-- Task item --
Review the listing and copy each line that holds the word "name".

[[ Extracted records, beginning ]]

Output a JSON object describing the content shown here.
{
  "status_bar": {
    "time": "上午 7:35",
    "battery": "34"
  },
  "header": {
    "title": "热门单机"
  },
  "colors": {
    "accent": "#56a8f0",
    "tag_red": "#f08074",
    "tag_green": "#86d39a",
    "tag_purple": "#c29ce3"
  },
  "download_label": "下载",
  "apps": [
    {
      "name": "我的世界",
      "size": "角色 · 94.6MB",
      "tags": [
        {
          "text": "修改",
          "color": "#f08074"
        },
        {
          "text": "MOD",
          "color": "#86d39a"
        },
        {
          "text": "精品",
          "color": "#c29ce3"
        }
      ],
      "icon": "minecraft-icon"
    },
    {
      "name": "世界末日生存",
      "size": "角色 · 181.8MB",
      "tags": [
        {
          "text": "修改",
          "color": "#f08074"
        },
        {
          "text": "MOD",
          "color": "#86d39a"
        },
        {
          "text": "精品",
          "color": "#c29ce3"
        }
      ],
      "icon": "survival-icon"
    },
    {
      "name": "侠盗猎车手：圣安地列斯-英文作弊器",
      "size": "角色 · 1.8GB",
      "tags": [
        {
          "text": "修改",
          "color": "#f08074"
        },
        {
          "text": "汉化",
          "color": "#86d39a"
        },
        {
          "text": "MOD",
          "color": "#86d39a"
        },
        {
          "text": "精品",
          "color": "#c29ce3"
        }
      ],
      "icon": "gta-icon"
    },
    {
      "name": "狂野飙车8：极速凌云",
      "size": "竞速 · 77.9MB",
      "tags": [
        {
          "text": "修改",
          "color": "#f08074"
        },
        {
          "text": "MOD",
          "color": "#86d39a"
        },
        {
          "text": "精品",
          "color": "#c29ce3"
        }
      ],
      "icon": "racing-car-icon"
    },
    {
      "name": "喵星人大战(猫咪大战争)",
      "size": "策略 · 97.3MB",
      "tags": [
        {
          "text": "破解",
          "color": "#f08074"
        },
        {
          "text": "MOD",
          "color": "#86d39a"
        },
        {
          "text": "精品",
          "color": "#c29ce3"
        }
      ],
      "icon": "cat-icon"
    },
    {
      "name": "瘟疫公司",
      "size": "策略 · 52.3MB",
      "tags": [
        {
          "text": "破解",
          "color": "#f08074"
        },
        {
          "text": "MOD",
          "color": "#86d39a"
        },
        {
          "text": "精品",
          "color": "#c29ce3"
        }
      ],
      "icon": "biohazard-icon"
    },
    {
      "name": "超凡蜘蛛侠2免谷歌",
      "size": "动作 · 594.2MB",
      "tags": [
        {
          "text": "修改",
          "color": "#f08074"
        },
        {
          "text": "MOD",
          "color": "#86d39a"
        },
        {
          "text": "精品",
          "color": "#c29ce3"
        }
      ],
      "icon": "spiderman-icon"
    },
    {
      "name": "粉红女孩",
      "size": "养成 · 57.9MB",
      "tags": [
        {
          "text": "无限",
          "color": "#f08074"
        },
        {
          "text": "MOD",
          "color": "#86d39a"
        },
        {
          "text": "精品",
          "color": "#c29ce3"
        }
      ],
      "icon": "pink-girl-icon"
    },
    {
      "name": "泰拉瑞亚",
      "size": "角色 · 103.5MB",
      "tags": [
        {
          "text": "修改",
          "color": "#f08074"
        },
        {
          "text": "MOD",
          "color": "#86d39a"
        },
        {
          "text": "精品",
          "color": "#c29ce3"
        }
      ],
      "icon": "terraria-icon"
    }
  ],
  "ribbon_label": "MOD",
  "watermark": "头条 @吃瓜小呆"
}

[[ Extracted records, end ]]

-- Reply to the task --
      "name": "我的世界",
      "name": "世界末日生存",
      "name": "侠盗猎车手：圣安地列斯-英文作弊器",
      "name": "狂野飙车8：极速凌云",
      "name": "喵星人大战(猫咪大战争)",
      "name": "瘟疫公司",
      "name": "超凡蜘蛛侠2免谷歌",
      "name": "粉红女孩",
      "name": "泰拉瑞亚",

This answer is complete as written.